On September 23, the FCC officially published its guidelines to allow the use of “white-space” in the television radio spectrum for wireless communication. Publications such as the New York Times and PC World have been quick to point out the advantages of range and speed that such white-space devices could bring over traditional Wi-Fi. Such signals will penetrate walls far more easily than traditional Wi-Fi and will have a significantly longer range. The real question, of course, is what might this technology mean for the future? My powers as an oracle are very limited and I am not a wireless engineer, but I started speculating as to the business opportunities inherent in the FCC’s decision and I am pretty excited.
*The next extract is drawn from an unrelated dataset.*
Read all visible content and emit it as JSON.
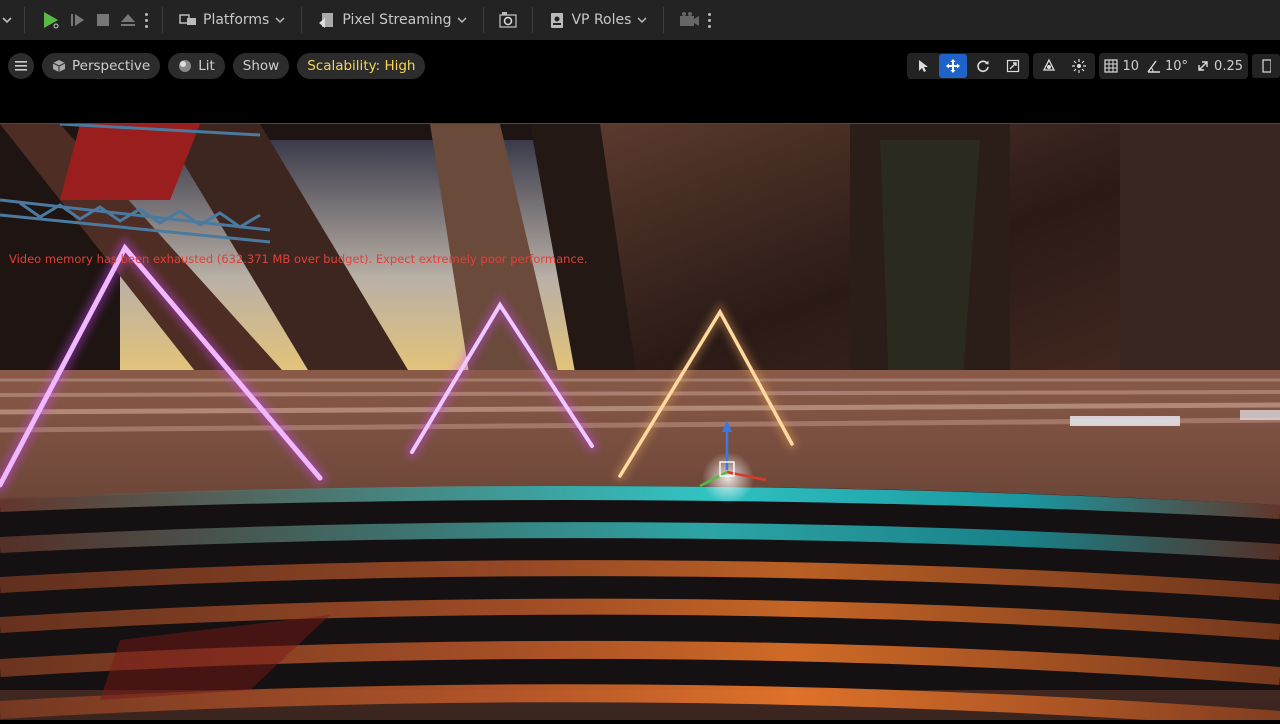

One quick caveat: this technology is not yet available and no one knows exactly how it will operate. Based on published reports, however, I am assuming that white-space wi-fi has a range of three miles. If that number turns out to be lower, then my map will have to be re-drawn. No one doubts, however, that the range is far greater than traditional wi-fi. Obviously, the issue of range has less to do with the transmission towers and more to do with the transmission strength of the user’s router or laptop. Since we do not yet know the strength of the upcoming devices, what I discuss now is speculation.
The traditional problem with downtown “hotspots” in cities is that it takes so many transmitters to cover a significant area and the signal is easily degraded by walls or other obstructions. White-space Wi-Fi solves both of those problems. The lower frequency signals are unhindered by normal walls and will cover a wide swath of area. Based on the three-mile estimate, I put together a quick map of the coverage needed for the city of Madison, Wisconsin. I wanted to provide double-coverage for the downtown area and some of the more densely populated locations. It looks like it will take approximately five transmitters to comfortably cover the entire city:
This looks like a great opportunity for a burgeoning networking company. The immediate advantages to both provider and user are obvious when compared to land-line service: 1) Not having to maintain physical wires; 2) Limited points of possible failure; and 3) Consistent high-quality service across the metro area. Those are major advantages as the country becomes more and more dependant on network connectivity.
There are certainly technology hurdles as well, however. No one yet knows how much bandwidth these white-space bands will carry. While there is significantly more white-space with which to work in a city like Madison, New York, with far denser population and less free white-space may simply run out of wireless bandwidth. iPhone users in San Francisco already face this problem. On the other hand, since these protocols are just now being hammered out and there are no legacy devices to support, engineers may be able to avoid this problem. Finally, since the available white-space will vary based on location, the transmitters and receivers will need to be relatively sophisticated in order to find and redirect to the correct channels.
For now, though, we can dream of a near future world where wireless bandwidth is widely available and unhindered by walls. Hopefully, white-space Wi-Fi can deliver that dream.